How to Design a brochure in Pages
Pick a design
Pages’ templates include the usual kinds of letters and flyers found in a word processor, but you can also create impressive brochures and other things you’d expect from a desktop publishing app. We’ll use the Museum Brochure.
This template isn’t a one-pager: it’s designed to print on both sides. If you click the View button at the top left of the window and choose Show Page Thumbnails, you can move between the two sides with a click.
Pages’ built-in media browser can be painfully slow. To add images without having to wait around, drag them from Photos (or Finder) onto the relevant spot on your document. Here we’re replacing the center image.
Resize or move
As you might expect, you can adjust the space allocated to an image by dragging the handles on its edges and corners. If you move an image, temporary guides appear to help you align it with other objects on the page.
Kill more colors

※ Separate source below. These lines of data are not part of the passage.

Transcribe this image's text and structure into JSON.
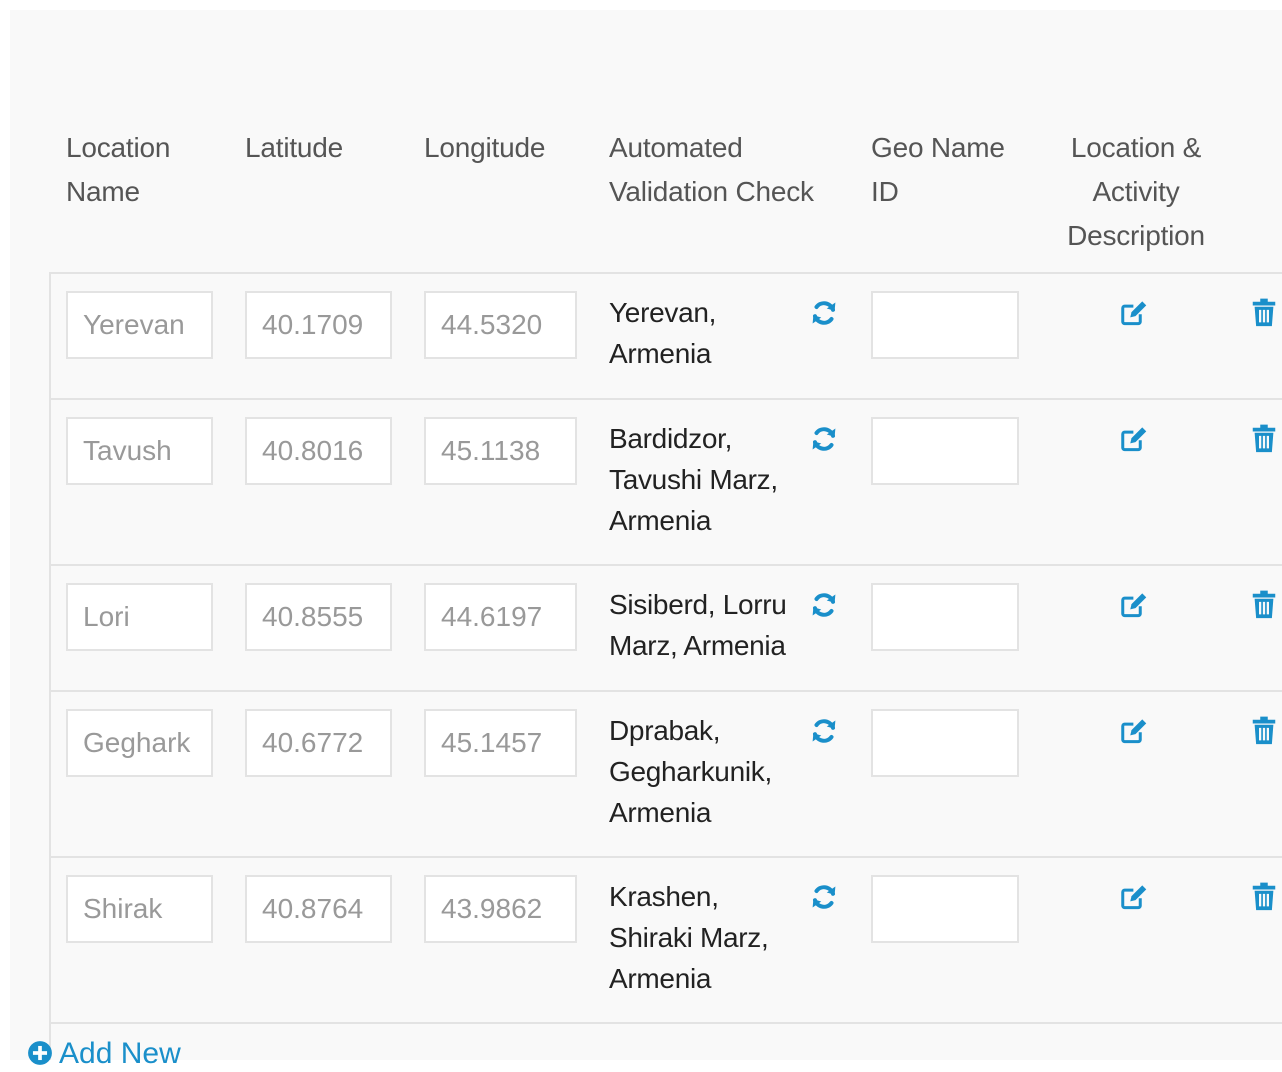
{
  "table": {
    "headers": {
      "location_name": "Location\nName",
      "latitude": "Latitude",
      "longitude": "Longitude",
      "validation": "Automated\nValidation Check",
      "geo_name_id": "Geo Name\nID",
      "description": "Location &\nActivity\nDescription"
    },
    "rows": [
      {
        "location_name": "Yerevan",
        "latitude": "40.1709",
        "longitude": "44.5320",
        "validation": "Yerevan,\nArmenia",
        "geo_name_id": ""
      },
      {
        "location_name": "Tavush",
        "latitude": "40.8016",
        "longitude": "45.1138",
        "validation": "Bardidzor,\nTavushi Marz,\nArmenia",
        "geo_name_id": ""
      },
      {
        "location_name": "Lori",
        "latitude": "40.8555",
        "longitude": "44.6197",
        "validation": "Sisiberd, Lorru\nMarz, Armenia",
        "geo_name_id": ""
      },
      {
        "location_name": "Geghark",
        "latitude": "40.6772",
        "longitude": "45.1457",
        "validation": "Dprabak,\nGegharkunik,\nArmenia",
        "geo_name_id": ""
      },
      {
        "location_name": "Shirak",
        "latitude": "40.8764",
        "longitude": "43.9862",
        "validation": "Krashen,\nShiraki Marz,\nArmenia",
        "geo_name_id": ""
      }
    ],
    "icons": {
      "refresh": "refresh-icon",
      "edit": "edit-icon",
      "delete": "trash-icon",
      "add": "plus-circle-icon"
    }
  },
  "add_new": {
    "label": "Add New"
  },
  "colors": {
    "accent": "#1a8fca",
    "header_text": "#555555",
    "body_text": "#222222",
    "placeholder_text": "#999999",
    "border": "#e3e3e3",
    "background": "#f9f9f9"
  }
}
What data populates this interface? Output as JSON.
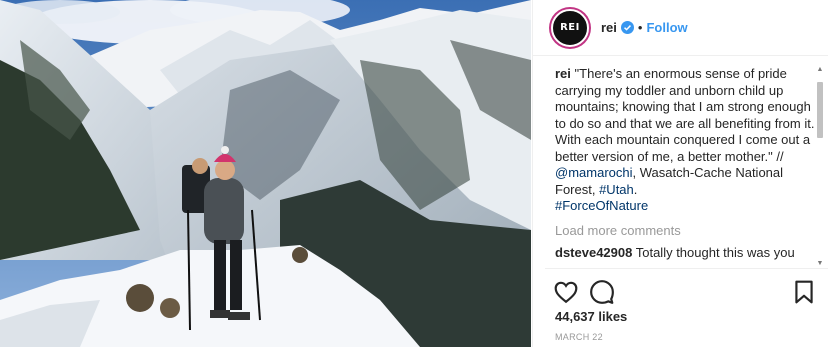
{
  "post": {
    "username": "rei",
    "avatar_text": "REI",
    "follow_label": "Follow",
    "separator": "•",
    "caption": {
      "user": "rei",
      "text_main": "\"There's an enormous sense of pride carrying my toddler and unborn child up mountains; knowing that I am strong enough to do so and that we are all benefiting from it. With each mountain conquered I come out a better version of me, a better mother.\" // ",
      "mention": "@mamarochi",
      "location_text": ", Wasatch-Cache National Forest, ",
      "tag_utah": "#Utah",
      "tag_end": ".",
      "tag_force": "#ForceOfNature"
    },
    "load_more": "Load more comments",
    "comment": {
      "user": "dsteve42908",
      "text": "Totally thought this was you"
    },
    "likes": "44,637 likes",
    "date": "MARCH 22"
  },
  "icons": {
    "verified": "verified-badge-icon",
    "like": "heart-icon",
    "comment": "comment-icon",
    "save": "bookmark-icon"
  },
  "colors": {
    "link": "#3897f0",
    "mention": "#003569",
    "muted": "#999999"
  }
}
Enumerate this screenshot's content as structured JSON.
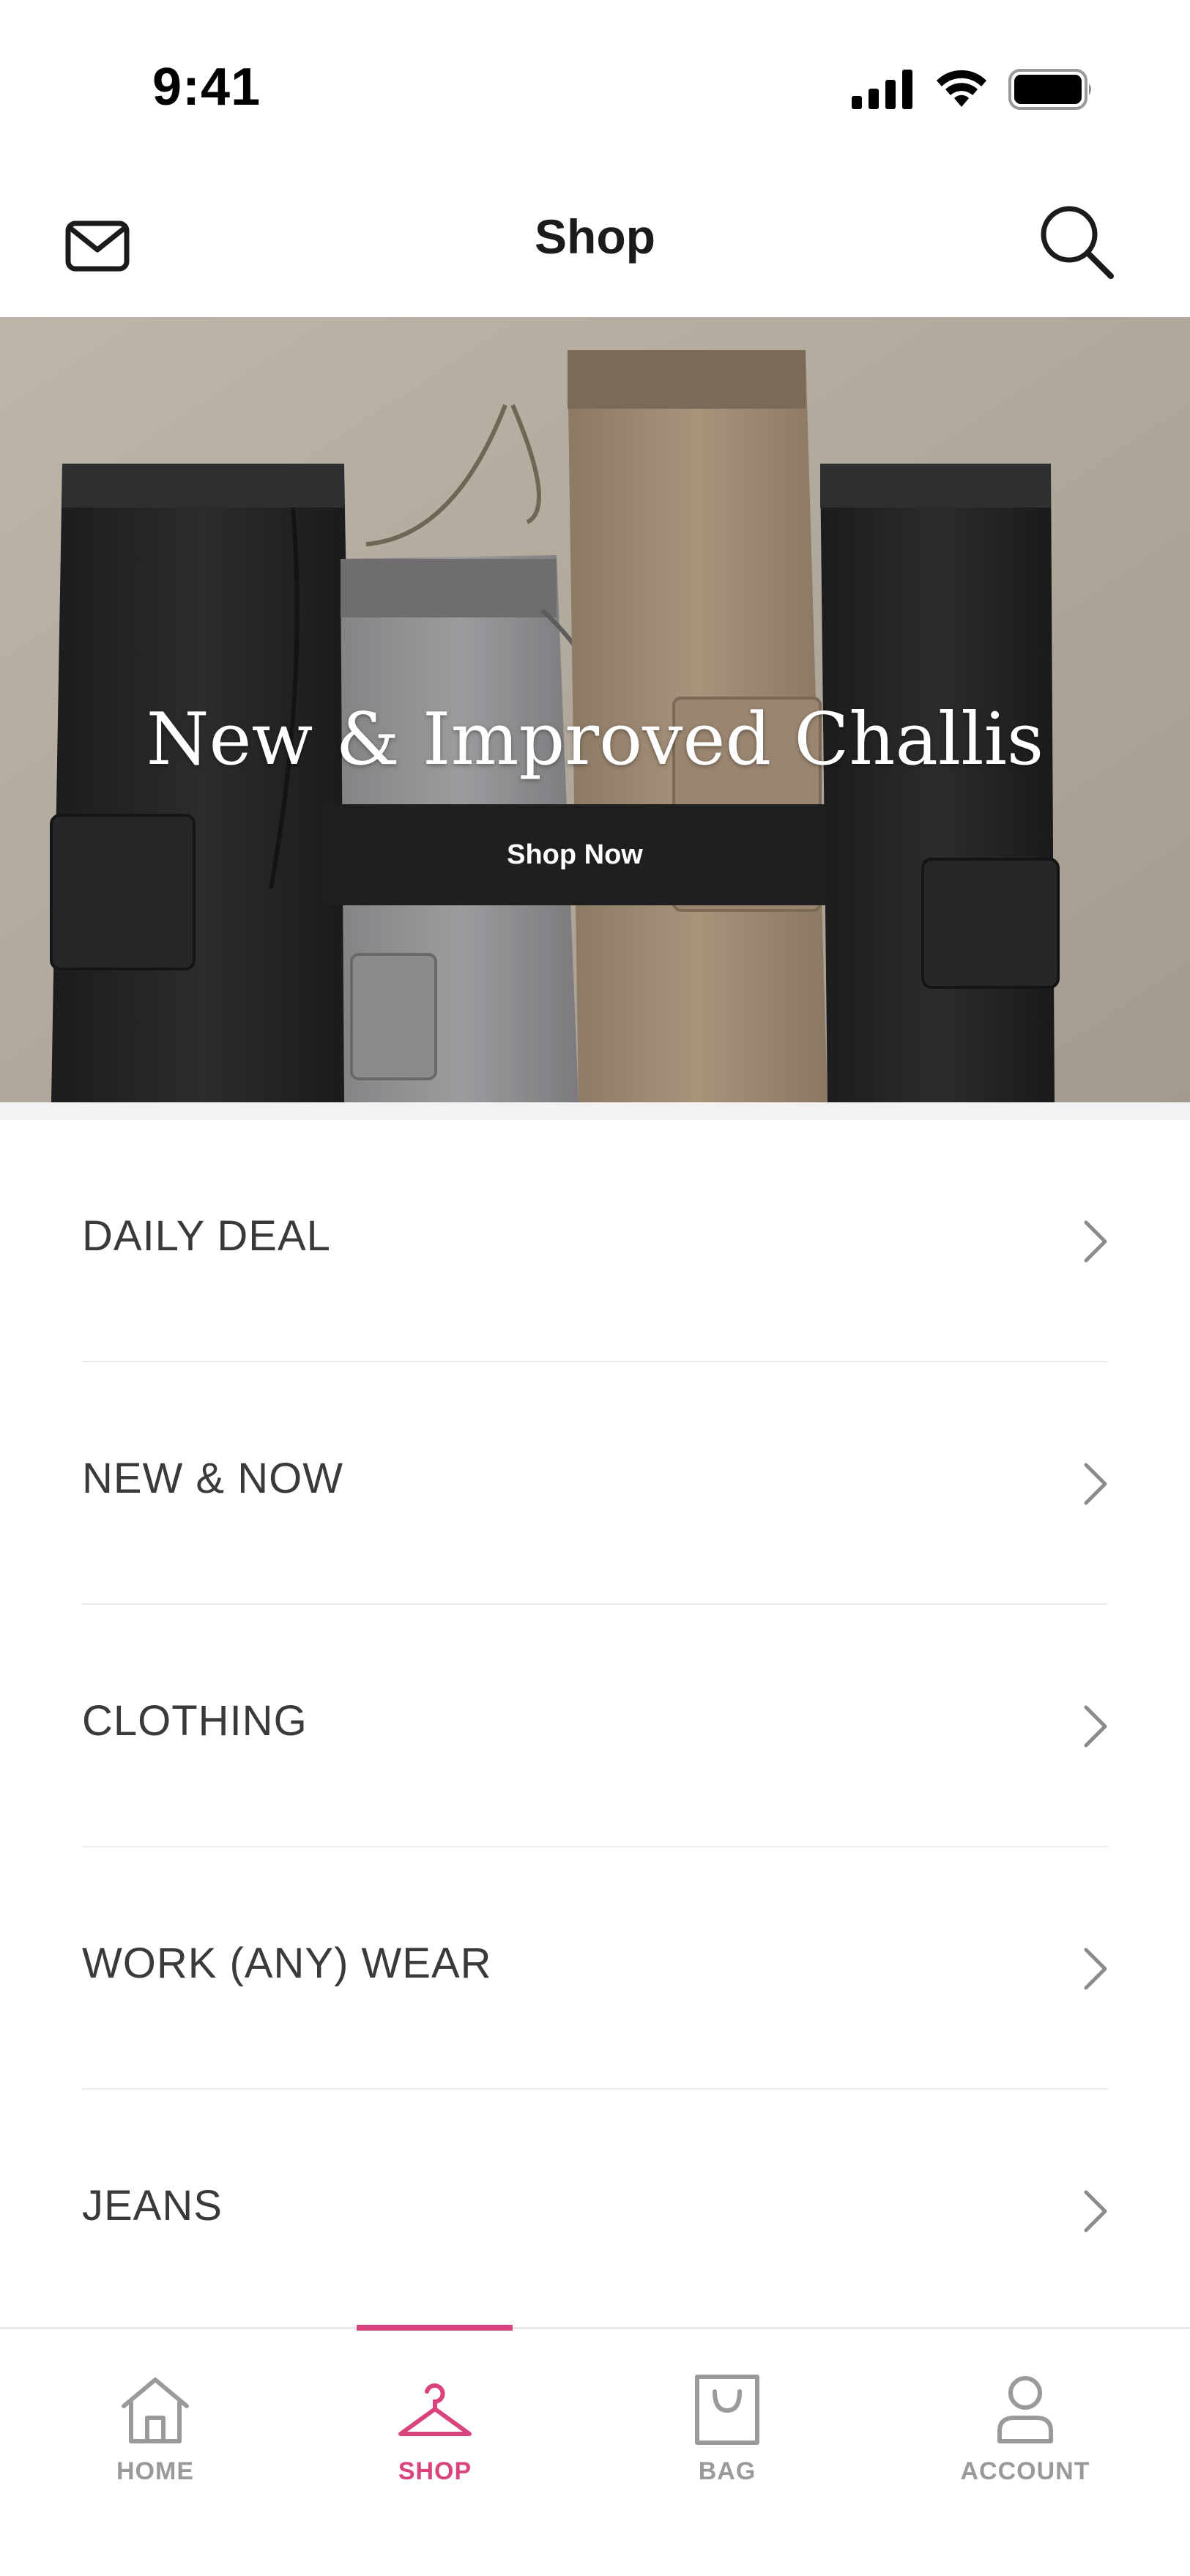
{
  "status_bar": {
    "time": "9:41"
  },
  "header": {
    "title": "Shop",
    "icons": {
      "left": "mail-icon",
      "right": "search-icon"
    }
  },
  "hero": {
    "title": "New & Improved Challis",
    "cta_label": "Shop Now"
  },
  "menu": {
    "items": [
      {
        "label": "DAILY DEAL"
      },
      {
        "label": "NEW & NOW"
      },
      {
        "label": "CLOTHING"
      },
      {
        "label": "WORK (ANY) WEAR"
      },
      {
        "label": "JEANS"
      }
    ]
  },
  "tab_bar": {
    "tabs": [
      {
        "label": "HOME",
        "icon": "home-icon",
        "active": false
      },
      {
        "label": "SHOP",
        "icon": "hanger-icon",
        "active": true
      },
      {
        "label": "BAG",
        "icon": "bag-icon",
        "active": false
      },
      {
        "label": "ACCOUNT",
        "icon": "account-icon",
        "active": false
      }
    ]
  },
  "colors": {
    "accent": "#d9447e",
    "text_primary": "#1b1b1b",
    "inactive": "#9a9a9a",
    "cta_background": "#1f1f1f"
  }
}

By default, Instant Alpha only removes one color, but if you drag across a range of colors you’ll make all those the pointer passes over transparent, too. Take care: if you overdo it you’ll find that your images start to look really weird.
Line it up
Choose View > Zoom > Fit Page to see how your page looks in full and check that the design works. That large picture on our page doesn’t look good: it should really fit into the first column, or sit behind the entire page.
Edit the mask
If you find that the picture is too big for the space allowed, choose Format > Image > Edit Mask. You can now drag the image around within its frame, or resize it so that it looks just right on your page, without being cut off or too big.
Put it back
If you want an image to appear behind everything else, click the Format inspector’s Arrange tab. Sometimes, though, you’ll see something like the above: our image is behind another image that has a solid background.
Add your own text
Replacing text in a Pages template couldn’t be simpler: just select the text you want to replace, then type or paste the new text. Use the Format inspector’s Text tab to adjust fonts, sizes, colors and spacing to make things just so.
Kill the background
If your image has a background color, you can remove it: open the Format inspector (top right), then click the Image tab followed by Instant Alpha. If you now click the background of your image, it appears in cyan to indicate transparency.
Instant Alpha again
We need to use Instant Alpha to remove the background color from the foreground image. You may find this causes text to appear around it. To stop that, select the image, then experiment with the Arrange tab’s Text Wrap options.
Have some fun
Pages really rewards exploration: the good old “What does this button do?” approach often uncovers great features. Here we’ve experimented with transparency and masks to run a big image of a Mac across multiple columns.